**What to do:**
Every entry needs to appear again exactly as written below.

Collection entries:
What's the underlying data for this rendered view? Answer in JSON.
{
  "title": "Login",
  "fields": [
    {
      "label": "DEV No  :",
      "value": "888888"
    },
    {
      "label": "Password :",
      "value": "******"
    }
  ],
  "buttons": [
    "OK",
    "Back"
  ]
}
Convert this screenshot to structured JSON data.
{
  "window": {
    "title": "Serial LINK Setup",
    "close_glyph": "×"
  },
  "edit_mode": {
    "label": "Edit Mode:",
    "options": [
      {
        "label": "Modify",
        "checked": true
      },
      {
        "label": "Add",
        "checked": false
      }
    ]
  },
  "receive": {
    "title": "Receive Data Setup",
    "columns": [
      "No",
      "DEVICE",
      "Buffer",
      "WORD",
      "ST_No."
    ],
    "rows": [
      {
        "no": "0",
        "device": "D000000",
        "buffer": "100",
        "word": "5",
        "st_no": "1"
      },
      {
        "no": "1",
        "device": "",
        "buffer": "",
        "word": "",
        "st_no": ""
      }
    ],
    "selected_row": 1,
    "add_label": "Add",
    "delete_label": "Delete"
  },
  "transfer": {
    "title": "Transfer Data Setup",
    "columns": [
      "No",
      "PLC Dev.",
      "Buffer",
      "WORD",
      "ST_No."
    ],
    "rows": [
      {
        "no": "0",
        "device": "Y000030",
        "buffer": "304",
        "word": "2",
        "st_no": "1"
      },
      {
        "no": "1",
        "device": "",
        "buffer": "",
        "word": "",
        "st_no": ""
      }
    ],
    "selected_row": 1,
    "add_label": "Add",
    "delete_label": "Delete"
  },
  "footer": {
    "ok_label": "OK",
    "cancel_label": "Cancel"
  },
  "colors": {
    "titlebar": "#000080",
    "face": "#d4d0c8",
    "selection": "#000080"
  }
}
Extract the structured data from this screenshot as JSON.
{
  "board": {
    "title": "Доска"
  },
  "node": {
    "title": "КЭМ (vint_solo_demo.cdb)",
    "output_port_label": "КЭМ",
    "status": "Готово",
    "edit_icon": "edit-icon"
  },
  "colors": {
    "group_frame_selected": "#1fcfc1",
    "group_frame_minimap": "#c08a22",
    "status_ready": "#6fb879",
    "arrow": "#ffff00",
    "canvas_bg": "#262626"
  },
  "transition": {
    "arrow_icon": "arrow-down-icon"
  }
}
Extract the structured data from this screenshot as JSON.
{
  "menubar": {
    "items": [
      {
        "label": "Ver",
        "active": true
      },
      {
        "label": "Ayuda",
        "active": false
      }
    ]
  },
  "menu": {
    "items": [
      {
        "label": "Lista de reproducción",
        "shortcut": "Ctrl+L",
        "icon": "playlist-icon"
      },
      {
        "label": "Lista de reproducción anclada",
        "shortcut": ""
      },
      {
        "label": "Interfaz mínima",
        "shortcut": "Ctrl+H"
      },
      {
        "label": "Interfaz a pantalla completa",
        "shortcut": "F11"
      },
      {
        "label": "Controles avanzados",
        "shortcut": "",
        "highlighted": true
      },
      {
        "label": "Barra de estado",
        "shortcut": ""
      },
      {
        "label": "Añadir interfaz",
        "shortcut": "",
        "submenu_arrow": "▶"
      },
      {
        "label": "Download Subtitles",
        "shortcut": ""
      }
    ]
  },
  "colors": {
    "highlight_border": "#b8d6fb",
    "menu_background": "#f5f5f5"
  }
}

**Solved exercise:**
What's the underlying data for this rendered view? Answer in JSON.
{
  "title": "Login",
  "fields": [
    {
      "label": "DEV No  :",
      "value": "888888"
    },
    {
      "label": "Password :",
      "value": "******"
    }
  ],
  "buttons": [
    "OK",
    "Back"
  ]
}
Convert this screenshot to structured JSON data.
{
  "window": {
    "title": "Serial LINK Setup",
    "close_glyph": "×"
  },
  "edit_mode": {
    "label": "Edit Mode:",
    "options": [
      {
        "label": "Modify",
        "checked": true
      },
      {
        "label": "Add",
        "checked": false
      }
    ]
  },
  "receive": {
    "title": "Receive Data Setup",
    "columns": [
      "No",
      "DEVICE",
      "Buffer",
      "WORD",
      "ST_No."
    ],
    "rows": [
      {
        "no": "0",
        "device": "D000000",
        "buffer": "100",
        "word": "5",
        "st_no": "1"
      },
      {
        "no": "1",
        "device": "",
        "buffer": "",
        "word": "",
        "st_no": ""
      }
    ],
    "selected_row": 1,
    "add_label": "Add",
    "delete_label": "Delete"
  },
  "transfer": {
    "title": "Transfer Data Setup",
    "columns": [
      "No",
      "PLC Dev.",
      "Buffer",
      "WORD",
      "ST_No."
    ],
    "rows": [
      {
        "no": "0",
        "device": "Y000030",
        "buffer": "304",
        "word": "2",
        "st_no": "1"
      },
      {
        "no": "1",
        "device": "",
        "buffer": "",
        "word": "",
        "st_no": ""
      }
    ],
    "selected_row": 1,
    "add_label": "Add",
    "delete_label": "Delete"
  },
  "footer": {
    "ok_label": "OK",
    "cancel_label": "Cancel"
  },
  "colors": {
    "titlebar": "#000080",
    "face": "#d4d0c8",
    "selection": "#000080"
  }
}
Extract the structured data from this screenshot as JSON.
{
  "board": {
    "title": "Доска"
  },
  "node": {
    "title": "КЭМ (vint_solo_demo.cdb)",
    "output_port_label": "КЭМ",
    "status": "Готово",
    "edit_icon": "edit-icon"
  },
  "colors": {
    "group_frame_selected": "#1fcfc1",
    "group_frame_minimap": "#c08a22",
    "status_ready": "#6fb879",
    "arrow": "#ffff00",
    "canvas_bg": "#262626"
  },
  "transition": {
    "arrow_icon": "arrow-down-icon"
  }
}
Extract the structured data from this screenshot as JSON.
{
  "menubar": {
    "items": [
      {
        "label": "Ver",
        "active": true
      },
      {
        "label": "Ayuda",
        "active": false
      }
    ]
  },
  "menu": {
    "items": [
      {
        "label": "Lista de reproducción",
        "shortcut": "Ctrl+L",
        "icon": "playlist-icon"
      },
      {
        "label": "Lista de reproducción anclada",
        "shortcut": ""
      },
      {
        "label": "Interfaz mínima",
        "shortcut": "Ctrl+H"
      },
      {
        "label": "Interfaz a pantalla completa",
        "shortcut": "F11"
      },
      {
        "label": "Controles avanzados",
        "shortcut": "",
        "highlighted": true
      },
      {
        "label": "Barra de estado",
        "shortcut": ""
      },
      {
        "label": "Añadir interfaz",
        "shortcut": "",
        "submenu_arrow": "▶"
      },
      {
        "label": "Download Subtitles",
        "shortcut": ""
      }
    ]
  },
  "colors": {
    "highlight_border": "#b8d6fb",
    "menu_background": "#f5f5f5"
  }
}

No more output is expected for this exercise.